In his sober senses, he could scarcely realize that the thing had been done. He could not begin to feel that he was a fugitive from justice. He had often read of such things, and had thought they must be terrible, but now that the thing was upon him, he only sat and looked into the past. The future was a thing which concerned the Canadian line. He wanted to reach that. As for the rest he surveyed his actions for the evening, and counted them parts of a great mistake.
"Still," he said, "what could I have done?"
Then he would decide to make the best of it, and would begin to do so by starting the whole inquiry over again. It was a fruitless, harassing round, and left him in a queer mood to deal with the proposition he had in the presence of Carrie.
The train clacked through the yards along the lake front, and ran rather slowly to Twenty-fourth Street. Brakes and signals were visible without. The engine gave short calls with its whistle, and frequently the bell rang. Several brakemen came through, bearing lanterns. They were locking the vestibules and putting the cars in order for a long run.
Presently it began to gain speed, and Carrie saw the silent streets flashing by in rapid succession. The engine also began its whistle- calls of four parts, with which it signaled danger to important crossings.
"Is it very far?" asked Carrie. "Not so very," said Hurstwood. He could hardly repress a smile at her simplicity. He wanted to explain and conciliate her, but he also wanted to be well out of Chicago.
In the lapse of another half-hour it became apparent to Carrie that it was quite a run to wherever he was taking her, anyhow.
"Is it in Chicago?" she asked nervously. They were now far beyond the city limits, and the train was scudding across the Indiana line at a great rate.
"No," he said, "not where we are going."
There was something in the way he said this which aroused her in an instant.
Her pretty brow began to contract.
"We are going to see Charlie, aren't we?" she asked.
He felt that the time was up. An explanation might as well come now as later. Therefore, he shook his head in the most gentle negative.
"What?" said Carrie. She was nonplussed at the possibility of the errand being different from what she had thought.
He only looked at her in the most kindly and mollifying way.
"Well, where are you taking me, then?" she asked, her voice showing the quality of fright.
"I'll tell you, Carrie, if you'll be quiet.
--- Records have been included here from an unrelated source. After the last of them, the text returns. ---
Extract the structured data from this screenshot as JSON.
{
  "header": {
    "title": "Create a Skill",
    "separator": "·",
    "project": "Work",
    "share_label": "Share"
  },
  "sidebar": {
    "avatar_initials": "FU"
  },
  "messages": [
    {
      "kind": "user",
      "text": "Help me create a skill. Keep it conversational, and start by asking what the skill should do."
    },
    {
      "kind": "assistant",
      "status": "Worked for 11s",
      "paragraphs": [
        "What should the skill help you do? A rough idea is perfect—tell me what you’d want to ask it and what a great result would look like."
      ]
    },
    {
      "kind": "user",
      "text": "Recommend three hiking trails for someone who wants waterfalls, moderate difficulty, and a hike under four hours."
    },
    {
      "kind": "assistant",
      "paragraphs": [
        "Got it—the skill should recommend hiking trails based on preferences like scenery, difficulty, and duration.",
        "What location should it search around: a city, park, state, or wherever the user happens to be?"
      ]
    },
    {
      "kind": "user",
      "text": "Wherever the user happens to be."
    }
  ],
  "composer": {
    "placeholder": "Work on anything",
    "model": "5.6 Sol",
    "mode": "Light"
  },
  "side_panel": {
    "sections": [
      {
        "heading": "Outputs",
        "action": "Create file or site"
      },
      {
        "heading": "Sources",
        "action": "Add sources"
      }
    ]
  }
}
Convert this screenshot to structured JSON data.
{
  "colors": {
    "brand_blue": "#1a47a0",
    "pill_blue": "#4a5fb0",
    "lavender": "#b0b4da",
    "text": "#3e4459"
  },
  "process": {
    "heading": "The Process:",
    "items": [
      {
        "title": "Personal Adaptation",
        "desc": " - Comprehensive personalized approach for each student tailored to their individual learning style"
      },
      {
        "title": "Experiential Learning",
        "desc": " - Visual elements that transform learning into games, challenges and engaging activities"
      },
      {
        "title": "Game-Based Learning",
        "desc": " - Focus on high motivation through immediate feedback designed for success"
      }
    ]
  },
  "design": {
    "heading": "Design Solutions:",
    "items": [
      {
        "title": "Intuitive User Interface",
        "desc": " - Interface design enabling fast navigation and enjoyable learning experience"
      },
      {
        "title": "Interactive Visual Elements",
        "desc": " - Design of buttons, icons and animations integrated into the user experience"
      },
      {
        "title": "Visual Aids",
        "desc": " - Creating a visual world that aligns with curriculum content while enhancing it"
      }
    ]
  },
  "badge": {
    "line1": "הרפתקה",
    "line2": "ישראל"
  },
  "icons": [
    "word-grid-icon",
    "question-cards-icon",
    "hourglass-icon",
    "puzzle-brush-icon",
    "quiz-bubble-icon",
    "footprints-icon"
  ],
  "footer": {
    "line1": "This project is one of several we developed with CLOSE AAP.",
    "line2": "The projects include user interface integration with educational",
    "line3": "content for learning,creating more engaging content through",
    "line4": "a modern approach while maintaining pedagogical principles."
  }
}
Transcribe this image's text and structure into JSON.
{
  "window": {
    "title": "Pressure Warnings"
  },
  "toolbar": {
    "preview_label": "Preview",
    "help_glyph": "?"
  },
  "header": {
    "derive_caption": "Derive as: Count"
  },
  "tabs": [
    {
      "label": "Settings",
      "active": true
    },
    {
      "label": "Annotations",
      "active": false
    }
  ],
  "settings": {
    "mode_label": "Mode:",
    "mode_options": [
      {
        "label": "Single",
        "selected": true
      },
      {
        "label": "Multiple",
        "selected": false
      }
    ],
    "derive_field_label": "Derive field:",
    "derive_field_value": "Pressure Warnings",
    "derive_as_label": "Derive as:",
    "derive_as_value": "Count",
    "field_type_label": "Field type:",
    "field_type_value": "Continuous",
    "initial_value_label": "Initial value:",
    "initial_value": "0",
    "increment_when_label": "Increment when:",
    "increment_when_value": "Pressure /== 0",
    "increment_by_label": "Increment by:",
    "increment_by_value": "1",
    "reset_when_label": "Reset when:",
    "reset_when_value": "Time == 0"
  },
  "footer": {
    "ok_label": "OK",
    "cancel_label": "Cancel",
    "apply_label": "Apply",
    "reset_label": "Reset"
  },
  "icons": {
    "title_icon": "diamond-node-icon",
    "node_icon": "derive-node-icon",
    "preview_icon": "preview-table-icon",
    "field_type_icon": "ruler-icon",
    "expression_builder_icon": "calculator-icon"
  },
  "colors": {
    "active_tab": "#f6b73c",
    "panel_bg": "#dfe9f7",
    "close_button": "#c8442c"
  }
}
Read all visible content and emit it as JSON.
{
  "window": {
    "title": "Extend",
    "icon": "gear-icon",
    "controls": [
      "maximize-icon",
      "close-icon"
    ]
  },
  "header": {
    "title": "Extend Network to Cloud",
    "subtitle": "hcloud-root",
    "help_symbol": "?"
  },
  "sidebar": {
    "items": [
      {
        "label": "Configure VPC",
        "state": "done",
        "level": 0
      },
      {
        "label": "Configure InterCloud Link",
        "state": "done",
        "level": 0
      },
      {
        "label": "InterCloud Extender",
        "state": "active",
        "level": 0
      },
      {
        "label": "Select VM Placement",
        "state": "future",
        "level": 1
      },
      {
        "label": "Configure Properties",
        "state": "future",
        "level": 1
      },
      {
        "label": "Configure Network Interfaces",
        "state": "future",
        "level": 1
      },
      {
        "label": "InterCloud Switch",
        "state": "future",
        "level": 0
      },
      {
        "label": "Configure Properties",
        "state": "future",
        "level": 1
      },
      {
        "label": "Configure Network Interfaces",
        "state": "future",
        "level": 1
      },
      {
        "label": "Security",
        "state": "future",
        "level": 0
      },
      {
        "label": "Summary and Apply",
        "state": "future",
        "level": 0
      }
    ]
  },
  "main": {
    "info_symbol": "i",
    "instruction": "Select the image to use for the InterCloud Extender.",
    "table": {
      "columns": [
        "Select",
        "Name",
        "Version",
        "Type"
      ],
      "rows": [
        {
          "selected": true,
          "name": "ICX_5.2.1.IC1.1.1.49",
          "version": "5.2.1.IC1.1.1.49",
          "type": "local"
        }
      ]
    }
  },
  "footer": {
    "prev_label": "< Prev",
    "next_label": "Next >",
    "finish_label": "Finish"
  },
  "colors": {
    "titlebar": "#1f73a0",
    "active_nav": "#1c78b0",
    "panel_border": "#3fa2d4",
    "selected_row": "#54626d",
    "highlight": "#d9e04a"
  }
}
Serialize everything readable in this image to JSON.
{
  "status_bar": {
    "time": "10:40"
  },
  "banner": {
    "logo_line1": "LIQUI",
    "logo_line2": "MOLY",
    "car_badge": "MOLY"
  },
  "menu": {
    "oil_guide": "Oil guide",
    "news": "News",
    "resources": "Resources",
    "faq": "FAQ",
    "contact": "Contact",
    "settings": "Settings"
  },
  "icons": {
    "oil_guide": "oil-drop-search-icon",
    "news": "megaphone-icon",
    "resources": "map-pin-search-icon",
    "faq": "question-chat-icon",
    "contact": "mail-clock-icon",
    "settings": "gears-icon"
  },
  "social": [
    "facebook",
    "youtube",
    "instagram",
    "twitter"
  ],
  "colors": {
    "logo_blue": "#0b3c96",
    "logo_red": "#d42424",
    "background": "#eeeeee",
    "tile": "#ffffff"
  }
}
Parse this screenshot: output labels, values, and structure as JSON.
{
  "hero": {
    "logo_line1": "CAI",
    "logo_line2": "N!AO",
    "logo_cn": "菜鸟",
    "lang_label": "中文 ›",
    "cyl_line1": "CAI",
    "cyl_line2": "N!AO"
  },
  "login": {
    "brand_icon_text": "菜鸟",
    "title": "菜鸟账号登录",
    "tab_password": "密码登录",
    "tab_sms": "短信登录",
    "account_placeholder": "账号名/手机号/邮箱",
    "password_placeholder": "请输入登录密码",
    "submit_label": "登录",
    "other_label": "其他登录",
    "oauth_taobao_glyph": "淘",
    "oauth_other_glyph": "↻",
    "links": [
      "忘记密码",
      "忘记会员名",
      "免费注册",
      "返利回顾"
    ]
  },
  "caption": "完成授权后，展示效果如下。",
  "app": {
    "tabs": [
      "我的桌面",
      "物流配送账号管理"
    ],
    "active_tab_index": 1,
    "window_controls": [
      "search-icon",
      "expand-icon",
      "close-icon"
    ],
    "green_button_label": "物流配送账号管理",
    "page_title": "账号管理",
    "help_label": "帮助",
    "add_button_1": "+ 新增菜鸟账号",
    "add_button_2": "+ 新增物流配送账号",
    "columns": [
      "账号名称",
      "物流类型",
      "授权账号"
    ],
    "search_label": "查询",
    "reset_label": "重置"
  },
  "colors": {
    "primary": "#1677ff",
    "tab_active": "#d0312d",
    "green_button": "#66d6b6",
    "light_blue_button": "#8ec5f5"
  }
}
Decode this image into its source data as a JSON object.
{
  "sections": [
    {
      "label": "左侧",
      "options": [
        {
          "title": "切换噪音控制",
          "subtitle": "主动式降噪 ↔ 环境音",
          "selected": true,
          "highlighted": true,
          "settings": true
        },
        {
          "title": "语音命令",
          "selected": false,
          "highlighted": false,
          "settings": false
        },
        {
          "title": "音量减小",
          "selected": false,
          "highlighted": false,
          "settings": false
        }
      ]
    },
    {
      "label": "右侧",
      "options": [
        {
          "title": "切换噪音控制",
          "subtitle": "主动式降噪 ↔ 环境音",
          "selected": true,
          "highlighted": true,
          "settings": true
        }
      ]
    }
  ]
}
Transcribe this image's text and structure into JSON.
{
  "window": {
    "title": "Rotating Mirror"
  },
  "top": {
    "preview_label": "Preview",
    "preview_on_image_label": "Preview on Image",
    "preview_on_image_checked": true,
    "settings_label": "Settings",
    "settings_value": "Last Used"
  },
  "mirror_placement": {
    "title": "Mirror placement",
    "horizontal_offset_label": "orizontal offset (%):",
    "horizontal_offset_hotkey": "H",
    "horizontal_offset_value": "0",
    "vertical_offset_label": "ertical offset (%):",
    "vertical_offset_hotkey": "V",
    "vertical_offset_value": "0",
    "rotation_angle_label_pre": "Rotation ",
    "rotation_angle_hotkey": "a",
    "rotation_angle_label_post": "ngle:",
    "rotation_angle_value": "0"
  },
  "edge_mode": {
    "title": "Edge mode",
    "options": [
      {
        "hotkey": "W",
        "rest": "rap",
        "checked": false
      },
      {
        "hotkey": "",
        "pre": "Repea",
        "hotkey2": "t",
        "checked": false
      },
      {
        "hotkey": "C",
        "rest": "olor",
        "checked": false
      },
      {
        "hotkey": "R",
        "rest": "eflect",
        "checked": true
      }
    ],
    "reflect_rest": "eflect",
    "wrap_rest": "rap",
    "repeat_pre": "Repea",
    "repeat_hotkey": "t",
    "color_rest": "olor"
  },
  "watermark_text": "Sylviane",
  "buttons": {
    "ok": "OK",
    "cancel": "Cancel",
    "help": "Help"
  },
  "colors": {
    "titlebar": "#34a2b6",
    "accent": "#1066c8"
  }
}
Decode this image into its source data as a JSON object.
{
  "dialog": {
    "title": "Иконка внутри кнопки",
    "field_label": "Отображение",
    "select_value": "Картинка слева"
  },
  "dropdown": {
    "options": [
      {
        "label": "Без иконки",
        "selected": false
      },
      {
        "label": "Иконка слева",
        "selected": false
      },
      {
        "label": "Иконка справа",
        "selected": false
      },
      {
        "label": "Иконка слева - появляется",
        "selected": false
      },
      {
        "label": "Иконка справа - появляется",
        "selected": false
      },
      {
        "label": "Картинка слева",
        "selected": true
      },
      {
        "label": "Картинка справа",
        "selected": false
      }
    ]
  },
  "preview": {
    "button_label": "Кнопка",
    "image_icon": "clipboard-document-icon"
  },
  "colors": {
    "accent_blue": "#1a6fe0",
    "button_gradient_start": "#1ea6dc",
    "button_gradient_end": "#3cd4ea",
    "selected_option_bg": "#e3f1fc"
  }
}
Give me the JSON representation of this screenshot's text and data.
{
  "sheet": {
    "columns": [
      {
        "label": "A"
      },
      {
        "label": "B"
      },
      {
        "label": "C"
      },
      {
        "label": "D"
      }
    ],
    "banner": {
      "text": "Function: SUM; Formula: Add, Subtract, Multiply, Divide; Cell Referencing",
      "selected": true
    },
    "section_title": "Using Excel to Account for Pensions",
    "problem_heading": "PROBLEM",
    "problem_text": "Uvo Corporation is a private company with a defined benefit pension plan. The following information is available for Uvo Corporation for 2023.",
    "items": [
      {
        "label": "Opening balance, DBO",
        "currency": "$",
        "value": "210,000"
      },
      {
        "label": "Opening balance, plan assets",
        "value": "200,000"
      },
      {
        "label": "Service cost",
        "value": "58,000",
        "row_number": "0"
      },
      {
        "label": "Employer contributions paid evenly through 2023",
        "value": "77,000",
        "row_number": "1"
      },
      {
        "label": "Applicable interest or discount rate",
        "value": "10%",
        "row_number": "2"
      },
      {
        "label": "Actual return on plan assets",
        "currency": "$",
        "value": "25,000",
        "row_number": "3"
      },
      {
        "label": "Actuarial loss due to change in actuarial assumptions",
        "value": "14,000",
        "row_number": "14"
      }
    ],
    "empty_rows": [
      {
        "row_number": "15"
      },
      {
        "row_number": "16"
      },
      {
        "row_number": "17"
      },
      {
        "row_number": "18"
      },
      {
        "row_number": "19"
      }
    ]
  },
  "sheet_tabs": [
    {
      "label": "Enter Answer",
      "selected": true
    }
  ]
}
I want you to come along with me to another city,"
"Oh," said Carrie, her voice rising into a weak cry. "Let me off. I don't want to go with you."
She was quite appalled at the man's audacity. This was something which had never for a moment entered her head. Her one thought now was to get off and away. If only the flying train could be stopped, the terrible trick would be amended.
She arose and tried to push out into the aisle — anywhere. She knew she had to do something. Hurstwood laid a gentle hand on her.
"Sit still, Carrie," he said. "Sit still. It won't do you any good to get up here. Listen to me and I'll tell you what I'll do. Wait a moment."
She was pushing at his knees, but he only pulled her back. No one saw this little altercation, for very few persons were in the car, and they were attempting to doze.
"I won't," said Carrie, who was, nevertheless, complying against her will. "Let me go," she said. "How dare you?" and large tears began to gather in her eyes.
Hurstwood was now fully aroused to the immediate difficulty, and ceased to think of his own situation. He must do something with this girl, or she would cause him trouble. He tried the art of persuasion with all his powers aroused.
"Look here now, Carrie," he said, "you mustn't act this way. I didn't mean to hurt your feelings. I don't want to do anything to make you feel bad."
"Oh," sobbed Carrie, "oh, oh — oo — o!"
"There, there," he said, "you mustn't cry. Won't you listen to me? Listen to me a minute, and I'll tell you why I came to do this thing. I couldn't help it. I assure you I couldn't. Won't you listen?"